Nielsen gives iPad 82pc of tablet share in spring
The launch of a wave of Android-based tablets has so far done little to cut into the iPad's share, Nielsen found in a new study. Apple had a combined 82 percent share of US tablets at the start of the spring split almost evenly between 3G and Wi-Fi models. The newcomer Motorola Xoom had two percent, but even established Android tablets like the Dell Streak and Samsung Galaxy Tab had just three and four percent respectively, the study said.
Unlike their phone counterparts, Android tablets so far haven't caught on in significant numbers even after heavy marketing meant to recreate the success of the original Droid in fall 2009. Higher prices for similar features, a lack of OS polish, and just a few dozen tablet-native apps have largely made the platform unattractive. Although just now changing, most Android slates are also sold through stores that ask for or require a 3G contract.
The study also gave an opportunity to look at how tablets as a whole were taking time away from other devices. Computers lost the most attention after 32 percent of notebook owners and 34 percent of desktop owners were either using their PCs less or, in a small number of cases, giving them up entirely. Only 27 percent of netbook owners were drifting away, but a much higher ratio than usual, five percent of the total, were quitting netbooks altogether.
Tablets' effects were also pronounced on dropping use of e-readers (27 percent) and MP3 players (also 27 percent). Some owners reported a reverse effect: nearly as many were using a handheld game system more as were those using it fewer (26 percent versus 25), while use of networked TV media hubs, smartphones, and Internet-capable TVs themselves had gone up. Nielsen didn't explain this effect, though they might have reflected the more frequent use either away from home or on the couch, where the tablet can be used to multitask during a TV show or even serve as the remote control.

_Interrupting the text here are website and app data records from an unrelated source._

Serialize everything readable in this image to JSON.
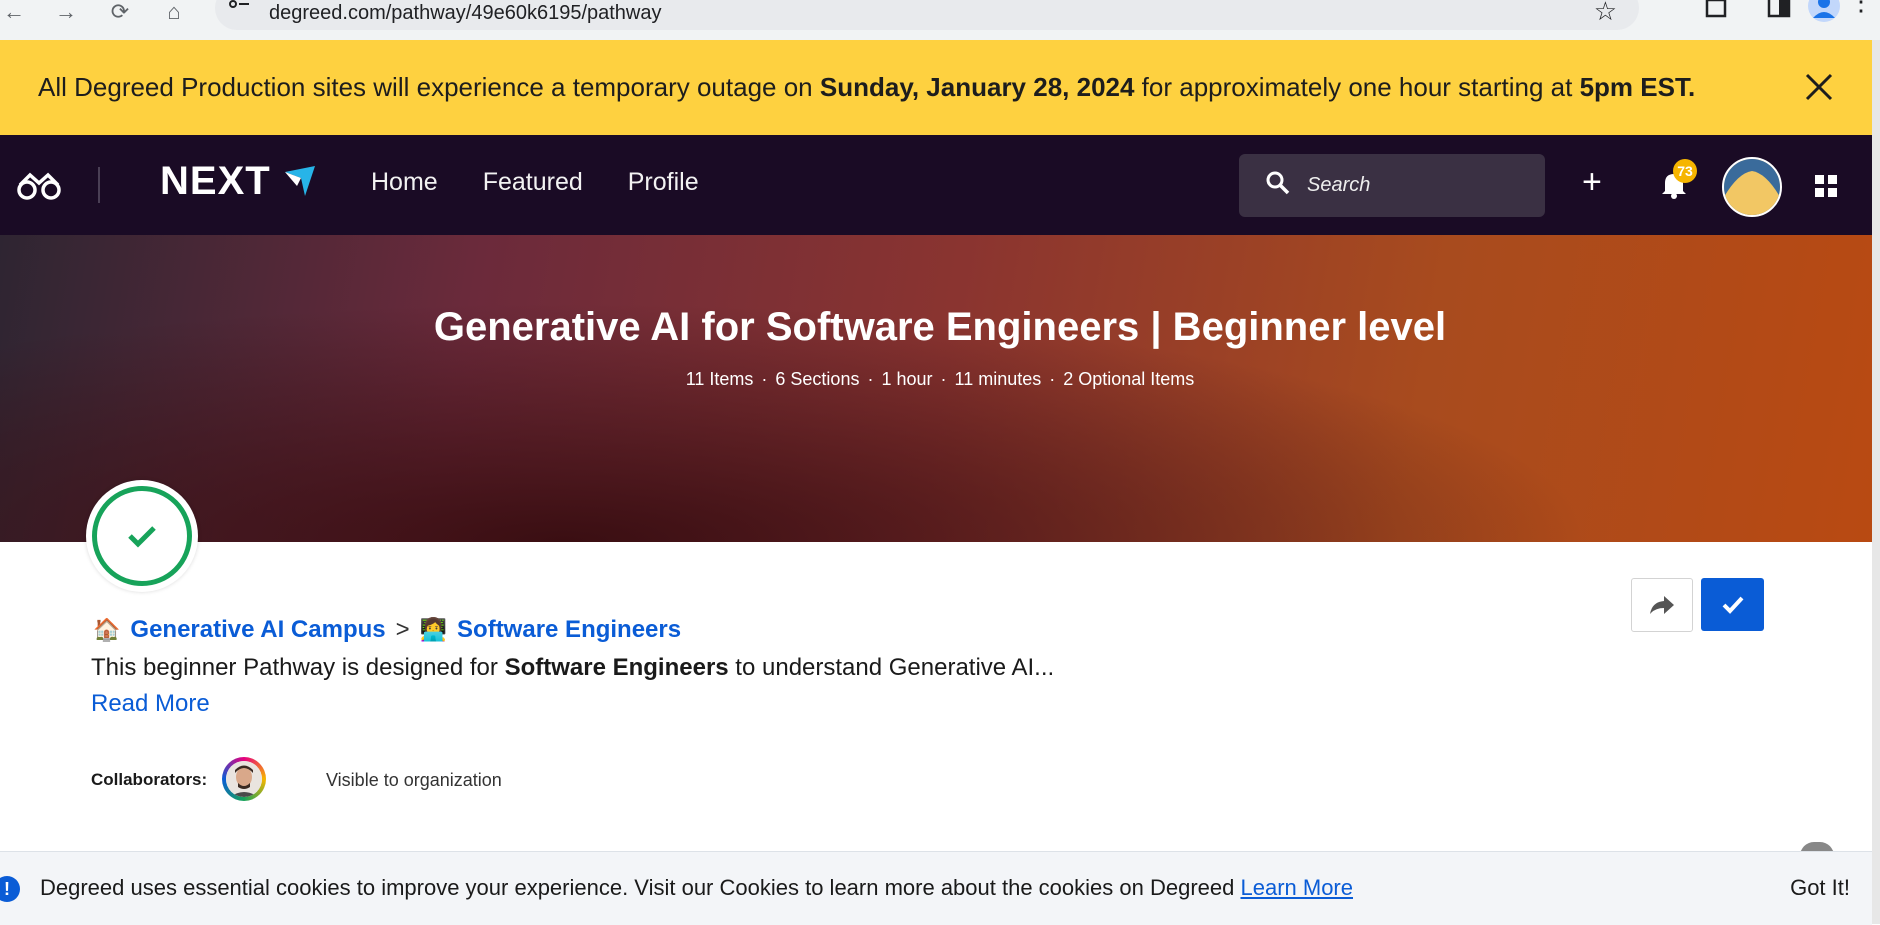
{
  "browser": {
    "url": "degreed.com/pathway/49e60k6195/pathway"
  },
  "banner": {
    "text_1": "All Degreed Production sites will experience a temporary outage on ",
    "date_bold": "Sunday, January 28, 2024",
    "text_2": " for approximately one hour starting at ",
    "time_bold": "5pm EST."
  },
  "nav": {
    "brand": "NEXT",
    "links": [
      "Home",
      "Featured",
      "Profile"
    ],
    "search_placeholder": "Search",
    "notification_count": "73"
  },
  "hero": {
    "title": "Generative AI for Software Engineers | Beginner level",
    "meta": [
      "11 Items",
      "6 Sections",
      "1 hour",
      "11 minutes",
      "2 Optional Items"
    ]
  },
  "pathway": {
    "breadcrumb": [
      {
        "emoji": "🏠",
        "label": "Generative AI Campus"
      },
      {
        "emoji": "👩‍💻",
        "label": "Software Engineers"
      }
    ],
    "breadcrumb_separator": ">",
    "description_1": "This beginner Pathway is designed for ",
    "description_bold": "Software Engineers",
    "description_2": " to understand Generative AI...",
    "read_more": "Read More",
    "collaborators_label": "Collaborators:",
    "visibility": "Visible to organization"
  },
  "cookie": {
    "text": "Degreed uses essential cookies to improve your experience. Visit our Cookies to learn more about the cookies on Degreed ",
    "learn_more": "Learn More",
    "got_it": "Got It!"
  },
  "colors": {
    "banner": "#fed140",
    "nav_bg": "#1a0b25",
    "accent_blue": "#0a5cd6",
    "success_green": "#17a35a"
  }
}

About 77 percent said they were using their tablets for purposes that would have otherwise needed a computer.
Among the reasons for picking the tablet over the computer, the sheer portability was the dominant factor at 31 percent. The next closest played into Apple's hands as 21 percent thought the ease of use was important, while 15 percent valued the instant-on access. Just 10 percent valued the sheer number of features.